GERMANY today appointed Daniel Thelesklaf to head up its FIU and draw a line under recent controversies.
Thelesklaf has previously led two national FIUs, is a former MONEYVAL chair, led the Risks & Trends Monitoring Group at FATF and until now was project leader of “Finance Against Slavery and Trafficking Initiative.”
The announcement was made this morning by the federal finance minister Christian Lindner and Thelesklaf will take up the position on July 1.
Before his assignment at the UN, Daniel was already head of the FIU in Switzerland and Liechtenstein, where he initiated important reforms. He has also worked in the legal departments of well-known banks. He is a Swiss citizen.
Making the announcement, finance minister Lindner said Thelesklaf had decades of experience in the fight against financial crime.

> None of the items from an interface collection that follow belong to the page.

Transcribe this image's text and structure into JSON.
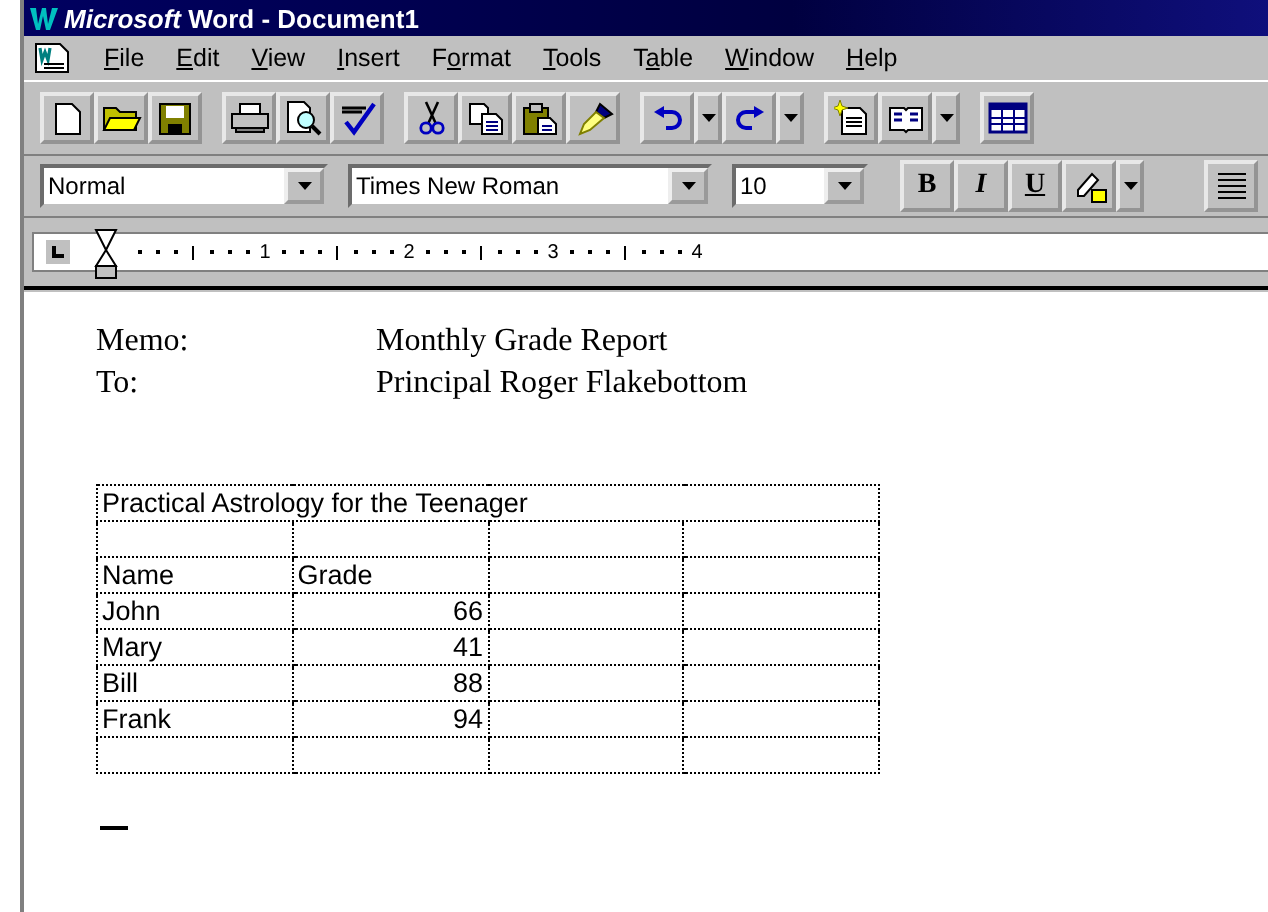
{
  "window": {
    "title": "*Microsoft* Word - Document1"
  },
  "menu": [
    {
      "access_key": "F",
      "after": "ile"
    },
    {
      "access_key": "E",
      "after": "dit"
    },
    {
      "access_key": "V",
      "after": "iew"
    },
    {
      "access_key": "I",
      "after": "nsert"
    },
    {
      "before": "F",
      "access_key": "o",
      "after": "rmat"
    },
    {
      "access_key": "T",
      "after": "ools"
    },
    {
      "before": "T",
      "access_key": "a",
      "after": "ble"
    },
    {
      "access_key": "W",
      "after": "indow"
    },
    {
      "access_key": "H",
      "after": "elp"
    }
  ],
  "formatting": {
    "style": "Normal",
    "font": "Times New Roman",
    "size": "10",
    "bold": "B",
    "italic": "I",
    "underline": "U"
  },
  "ruler": {
    "numbers": [
      "1",
      "2",
      "3",
      "4"
    ]
  },
  "memo": [
    {
      "label": "Memo:",
      "value": "Monthly Grade Report"
    },
    {
      "label": "To:",
      "value": "Principal Roger Flakebottom"
    }
  ],
  "table": {
    "title": "Practical Astrology for the Teenager",
    "rows": [
      [
        "",
        "",
        "",
        ""
      ],
      [
        "Name",
        "Grade",
        "",
        ""
      ],
      [
        "John",
        "66",
        "",
        ""
      ],
      [
        "Mary",
        "41",
        "",
        ""
      ],
      [
        "Bill",
        "88",
        "",
        ""
      ],
      [
        "Frank",
        "94",
        "",
        ""
      ],
      [
        "",
        "",
        "",
        ""
      ]
    ]
  }
}
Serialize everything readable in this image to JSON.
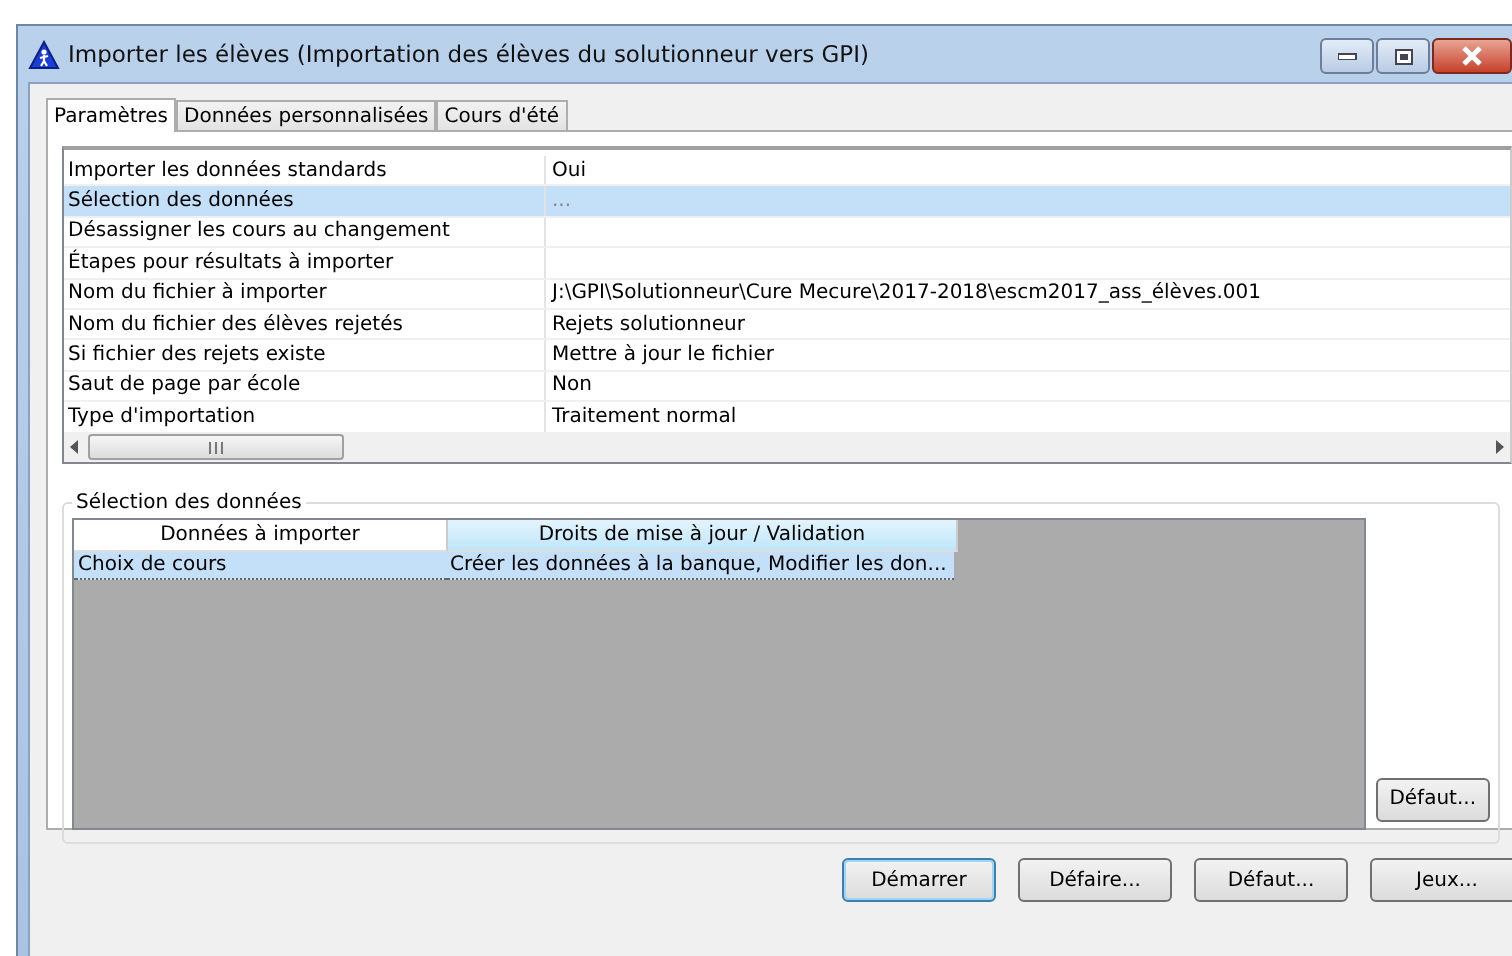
{
  "window": {
    "title": "Importer les élèves (Importation des élèves du solutionneur vers GPI)"
  },
  "tabs": [
    {
      "label": "Paramètres",
      "selected": true
    },
    {
      "label": "Données personnalisées",
      "selected": false
    },
    {
      "label": "Cours d'été",
      "selected": false
    }
  ],
  "properties": [
    {
      "name": "Importer les données standards",
      "value": "Oui",
      "selected": false
    },
    {
      "name": "Sélection des données",
      "value": "...",
      "selected": true
    },
    {
      "name": "Désassigner les cours au changement",
      "selected": false
    },
    {
      "name": "Étapes pour résultats à importer",
      "selected": false
    },
    {
      "name": "Nom du fichier à importer",
      "value": "J:\\GPI\\Solutionneur\\Cure Mecure\\2017-2018\\escm2017_ass_élèves.001",
      "selected": false
    },
    {
      "name": "Nom du fichier des élèves rejetés",
      "value": "Rejets solutionneur",
      "selected": false
    },
    {
      "name": "Si fichier des rejets existe",
      "value": "Mettre à jour le fichier",
      "selected": false
    },
    {
      "name": "Saut de page par école",
      "value": "Non",
      "selected": false
    },
    {
      "name": "Type d'importation",
      "value": "Traitement normal",
      "selected": false
    }
  ],
  "selection_group": {
    "title": "Sélection des données",
    "columns": [
      "Données à importer",
      "Droits de mise à jour / Validation"
    ],
    "rows": [
      {
        "cells": [
          "Choix de cours",
          "Créer les données à la banque, Modifier les don..."
        ],
        "selected": true
      }
    ],
    "button": "Défaut..."
  },
  "buttons": [
    "Démarrer",
    "Défaire...",
    "Défaut...",
    "Jeux..."
  ]
}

“The fight against financial crime is central to me. We consistently remedy deficiencies, strengthen investigators and drive digitization forward. Honest citizens should be protected from those who do not abide by the rules. Here we rely on the best forces,” he said.
“I am very pleased that with Daniel Thelesklaf we have been able to gain a proven expert in combating money laundering. Together with him, we will continue to push ahead with the reforms of the FIU that have already begun and fight money laundering in Germany with all determination,” the minister added.
Former FATF President and Deputy DG at the finance ministry, Dr Marcus Pleyer said of the new FIU chief: “He comes along with utmost expertise, great passion and a wonderful personality. I cannot tell how much I am looking forward to our close cooperation in fighting financial crime in Germany, Europe and beyond.”
The FIU is officially known as the German Central Office for Financial Transactions.
It is the national central body for financial transaction investigations. The unit is responsible for collecting and analysing information relating to money laundering or terrorist financing and for disseminating this information to the competent domestic public authorities for the purpose of investigating, preventing or prosecuting such acts.
Three months ago the unit was engulfed in controversy when it was revealed FATF was not told about 100,000 unprocessed SARs.
It came just months after Berlin was delighted to receive a good progress report from FATF. However this was tainted by the revelations of the task force being kept in the dark about the hidden SARS mountain. Soon after the head of the country’s FIU Christian Schulte has resigned, citing “personal reasons.”